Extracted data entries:
-.-.-
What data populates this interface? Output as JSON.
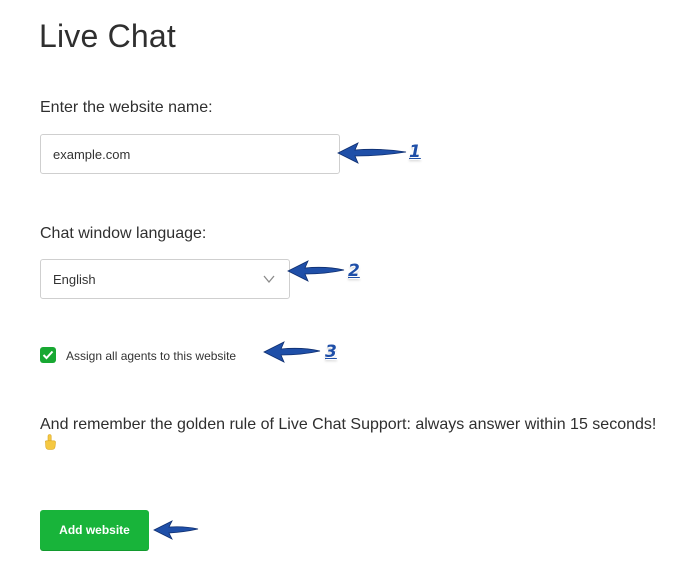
{
  "page": {
    "title": "Live Chat"
  },
  "form": {
    "website_label": "Enter the website name:",
    "website_value": "example.com",
    "language_label": "Chat window language:",
    "language_selected": "English",
    "assign_agents_label": "Assign all agents to this website",
    "assign_agents_checked": true,
    "rule_text": "And remember the golden rule of Live Chat Support: always answer within 15 seconds!",
    "submit_label": "Add website"
  },
  "annotations": {
    "callouts": [
      "1",
      "2",
      "3"
    ]
  },
  "colors": {
    "accent_green": "#18b43a",
    "annotation_blue": "#1f4fa8"
  },
  "icons": {
    "chevron": "chevron-down-icon",
    "check": "checkmark-icon",
    "hand": "pointing-hand-icon",
    "arrow": "left-arrow-icon"
  }
}
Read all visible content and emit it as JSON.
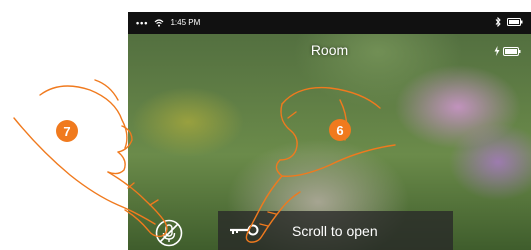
{
  "statusbar": {
    "time": "1:45 PM"
  },
  "header": {
    "title": "Room"
  },
  "bottom_bar": {
    "label": "Scroll to open"
  },
  "callouts": [
    {
      "number": "7"
    },
    {
      "number": "6"
    }
  ],
  "colors": {
    "callout": "#f07a1e",
    "bar": "#282828"
  },
  "icons": [
    "wifi-icon",
    "bluetooth-icon",
    "battery-icon",
    "key-icon",
    "mute-microphone-icon"
  ]
}
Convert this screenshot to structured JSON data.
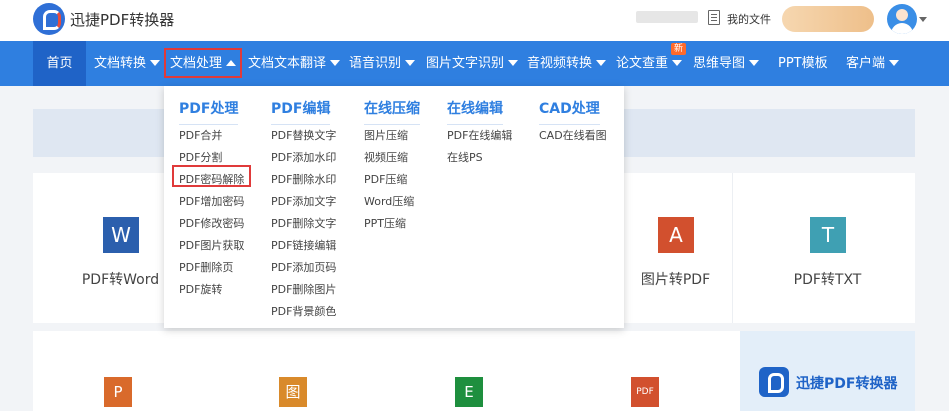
{
  "header": {
    "brand": "迅捷PDF转换器",
    "my_files": "我的文件"
  },
  "nav": {
    "items": [
      "首页",
      "文档转换",
      "文档处理",
      "文档文本翻译",
      "语音识别",
      "图片文字识别",
      "音视频转换",
      "论文查重",
      "思维导图",
      "PPT模板",
      "客户端"
    ],
    "new_badge": "新"
  },
  "dropdown": {
    "columns": [
      {
        "title": "PDF处理",
        "items": [
          "PDF合并",
          "PDF分割",
          "PDF密码解除",
          "PDF增加密码",
          "PDF修改密码",
          "PDF图片获取",
          "PDF删除页",
          "PDF旋转"
        ]
      },
      {
        "title": "PDF编辑",
        "items": [
          "PDF替换文字",
          "PDF添加水印",
          "PDF删除水印",
          "PDF添加文字",
          "PDF删除文字",
          "PDF链接编辑",
          "PDF添加页码",
          "PDF删除图片",
          "PDF背景颜色"
        ]
      },
      {
        "title": "在线压缩",
        "items": [
          "图片压缩",
          "视频压缩",
          "PDF压缩",
          "Word压缩",
          "PPT压缩"
        ]
      },
      {
        "title": "在线编辑",
        "items": [
          "PDF在线编辑",
          "在线PS"
        ]
      },
      {
        "title": "CAD处理",
        "items": [
          "CAD在线看图"
        ]
      }
    ]
  },
  "cards": {
    "row1": [
      {
        "label": "PDF转Word",
        "icon": "W",
        "color": "#2b5fad"
      },
      {
        "label": "图片转PDF",
        "icon": "A",
        "color": "#d2502e"
      },
      {
        "label": "PDF转TXT",
        "icon": "T",
        "color": "#3fa0b3"
      }
    ],
    "row2_icons": [
      {
        "icon": "P",
        "color": "#d96a2b"
      },
      {
        "icon": "图",
        "color": "#d98a2b"
      },
      {
        "icon": "E",
        "color": "#1e8f3e"
      },
      {
        "icon": "PDF",
        "color": "#d2502e"
      }
    ]
  },
  "promo": {
    "text": "迅捷PDF转换器"
  },
  "colors": {
    "nav": "#2f7fe0",
    "nav_active": "#1f63c7",
    "highlight": "#e03a3a",
    "title_blue": "#2f7fe0"
  }
}
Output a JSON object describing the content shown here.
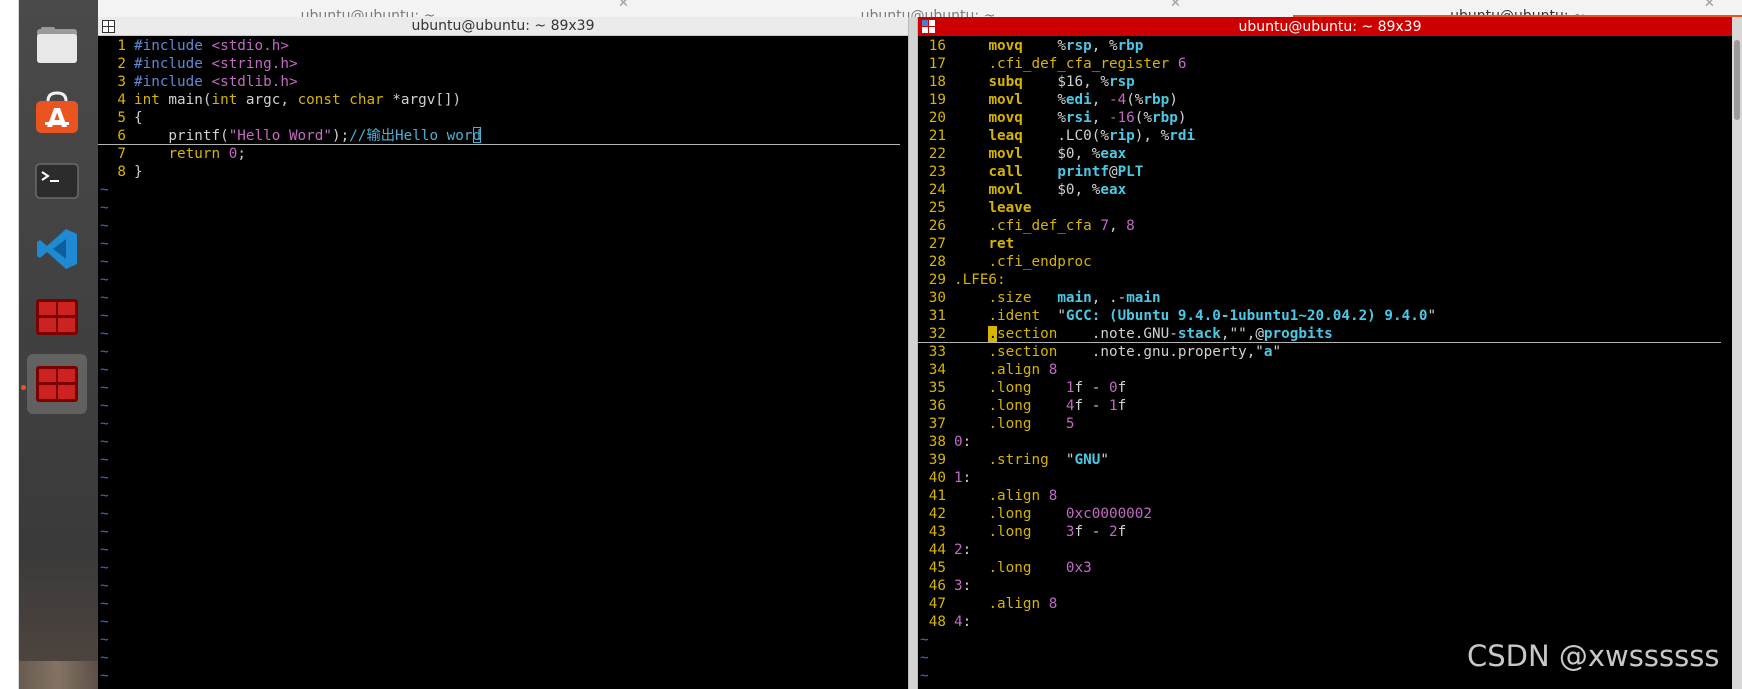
{
  "tabs": [
    {
      "label": "ubuntu@ubuntu: ~",
      "active": false
    },
    {
      "label": "ubuntu@ubuntu: ~",
      "active": false
    },
    {
      "label": "ubuntu@ubuntu: ~",
      "active": true
    }
  ],
  "accent_color": "#e95420",
  "active_title_color": "#cc0000",
  "dock": {
    "items": [
      {
        "name": "files-icon"
      },
      {
        "name": "software-center-icon"
      },
      {
        "name": "terminal-icon"
      },
      {
        "name": "vscode-icon"
      },
      {
        "name": "terminator-icon"
      },
      {
        "name": "terminator-icon-active"
      }
    ]
  },
  "left_terminal": {
    "title": "ubuntu@ubuntu: ~ 89x39",
    "lines": [
      {
        "n": "1",
        "text": "#include <stdio.h>"
      },
      {
        "n": "2",
        "text": "#include <string.h>"
      },
      {
        "n": "3",
        "text": "#include <stdlib.h>"
      },
      {
        "n": "4",
        "text": "int main(int argc, const char *argv[])"
      },
      {
        "n": "5",
        "text": "{"
      },
      {
        "n": "6",
        "text": "    printf(\"Hello Word\");//输出Hello word"
      },
      {
        "n": "7",
        "text": "    return 0;"
      },
      {
        "n": "8",
        "text": "}"
      }
    ],
    "cursor_line": "6",
    "empty_marker": "~"
  },
  "right_terminal": {
    "title": "ubuntu@ubuntu: ~ 89x39",
    "lines": [
      {
        "n": "16",
        "text": "    movq    %rsp, %rbp"
      },
      {
        "n": "17",
        "text": "    .cfi_def_cfa_register 6"
      },
      {
        "n": "18",
        "text": "    subq    $16, %rsp"
      },
      {
        "n": "19",
        "text": "    movl    %edi, -4(%rbp)"
      },
      {
        "n": "20",
        "text": "    movq    %rsi, -16(%rbp)"
      },
      {
        "n": "21",
        "text": "    leaq    .LC0(%rip), %rdi"
      },
      {
        "n": "22",
        "text": "    movl    $0, %eax"
      },
      {
        "n": "23",
        "text": "    call    printf@PLT"
      },
      {
        "n": "24",
        "text": "    movl    $0, %eax"
      },
      {
        "n": "25",
        "text": "    leave"
      },
      {
        "n": "26",
        "text": "    .cfi_def_cfa 7, 8"
      },
      {
        "n": "27",
        "text": "    ret"
      },
      {
        "n": "28",
        "text": "    .cfi_endproc"
      },
      {
        "n": "29",
        "text": ".LFE6:"
      },
      {
        "n": "30",
        "text": "    .size   main, .-main"
      },
      {
        "n": "31",
        "text": "    .ident  \"GCC: (Ubuntu 9.4.0-1ubuntu1~20.04.2) 9.4.0\""
      },
      {
        "n": "32",
        "text": "    .section    .note.GNU-stack,\"\",@progbits"
      },
      {
        "n": "33",
        "text": "    .section    .note.gnu.property,\"a\""
      },
      {
        "n": "34",
        "text": "    .align 8"
      },
      {
        "n": "35",
        "text": "    .long    1f - 0f"
      },
      {
        "n": "36",
        "text": "    .long    4f - 1f"
      },
      {
        "n": "37",
        "text": "    .long    5"
      },
      {
        "n": "38",
        "text": "0:"
      },
      {
        "n": "39",
        "text": "    .string  \"GNU\""
      },
      {
        "n": "40",
        "text": "1:"
      },
      {
        "n": "41",
        "text": "    .align 8"
      },
      {
        "n": "42",
        "text": "    .long    0xc0000002"
      },
      {
        "n": "43",
        "text": "    .long    3f - 2f"
      },
      {
        "n": "44",
        "text": "2:"
      },
      {
        "n": "45",
        "text": "    .long    0x3"
      },
      {
        "n": "46",
        "text": "3:"
      },
      {
        "n": "47",
        "text": "    .align 8"
      },
      {
        "n": "48",
        "text": "4:"
      }
    ],
    "cursor_line": "32",
    "empty_marker": "~"
  },
  "watermark": "CSDN @xwssssss"
}
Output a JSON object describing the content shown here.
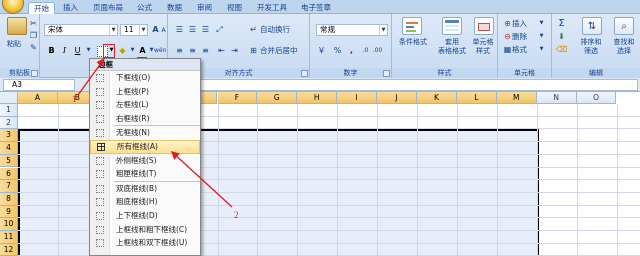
{
  "tabs": [
    "开始",
    "插入",
    "页面布局",
    "公式",
    "数据",
    "审阅",
    "视图",
    "开发工具",
    "电子签章"
  ],
  "active_tab": "开始",
  "clipboard": {
    "paste_label": "粘贴",
    "group_label": "剪贴板"
  },
  "font": {
    "name": "宋体",
    "size": "11",
    "bold": "B",
    "italic": "I",
    "underline": "U",
    "font_color_glyph": "A",
    "grow": "A",
    "shrink": "A",
    "phonetic": "wén"
  },
  "alignment": {
    "wrap_label": "自动换行",
    "merge_label": "合并后居中",
    "group_label": "对齐方式"
  },
  "number": {
    "format": "常规",
    "percent": "%",
    "comma": ",",
    "group_label": "数字"
  },
  "styles": {
    "conditional": "条件格式",
    "table_format": "套用\n表格格式",
    "cell_style": "单元格\n样式",
    "group_label": "样式"
  },
  "cells": {
    "insert": "插入",
    "delete": "删除",
    "format": "格式",
    "group_label": "单元格"
  },
  "editing": {
    "sigma": "Σ",
    "sort_filter": "排序和\n筛选",
    "find_select": "查找和\n选择",
    "group_label": "编辑"
  },
  "formula_bar": {
    "name_box": "A3"
  },
  "columns": [
    "A",
    "B",
    "C",
    "D",
    "E",
    "F",
    "G",
    "H",
    "I",
    "J",
    "K",
    "L",
    "M",
    "N",
    "O"
  ],
  "selected_columns": [
    "A",
    "B",
    "C",
    "D",
    "E",
    "F",
    "G",
    "H",
    "I",
    "J",
    "K",
    "L",
    "M"
  ],
  "rows": [
    "1",
    "2",
    "3",
    "4",
    "5",
    "6",
    "7",
    "8",
    "9",
    "10",
    "11",
    "12"
  ],
  "selected_rows": [
    "3",
    "4",
    "5",
    "6",
    "7",
    "8",
    "9",
    "10",
    "11",
    "12"
  ],
  "border_menu": {
    "header": "边框",
    "items": [
      {
        "label": "下框线(O)",
        "highlighted": false
      },
      {
        "label": "上框线(P)",
        "highlighted": false
      },
      {
        "label": "左框线(L)",
        "highlighted": false
      },
      {
        "label": "右框线(R)",
        "highlighted": false
      },
      {
        "label": "无框线(N)",
        "highlighted": false
      },
      {
        "label": "所有框线(A)",
        "highlighted": true
      },
      {
        "label": "外侧框线(S)",
        "highlighted": false
      },
      {
        "label": "粗匣框线(T)",
        "highlighted": false
      },
      {
        "label": "双底框线(B)",
        "highlighted": false
      },
      {
        "label": "粗底框线(H)",
        "highlighted": false
      },
      {
        "label": "上下框线(D)",
        "highlighted": false
      },
      {
        "label": "上框线和粗下框线(C)",
        "highlighted": false
      },
      {
        "label": "上框线和双下框线(U)",
        "highlighted": false
      }
    ]
  },
  "annotations": {
    "step1": "1",
    "step2": "2",
    "color": "#e02020"
  }
}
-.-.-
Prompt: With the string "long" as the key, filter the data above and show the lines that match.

Answer space:
        "text": "    .long    1f - 0f"
        "text": "    .long    4f - 1f"
        "text": "    .long    5"
        "text": "    .long    0xc0000002"
        "text": "    .long    3f - 2f"
        "text": "    .long    0x3"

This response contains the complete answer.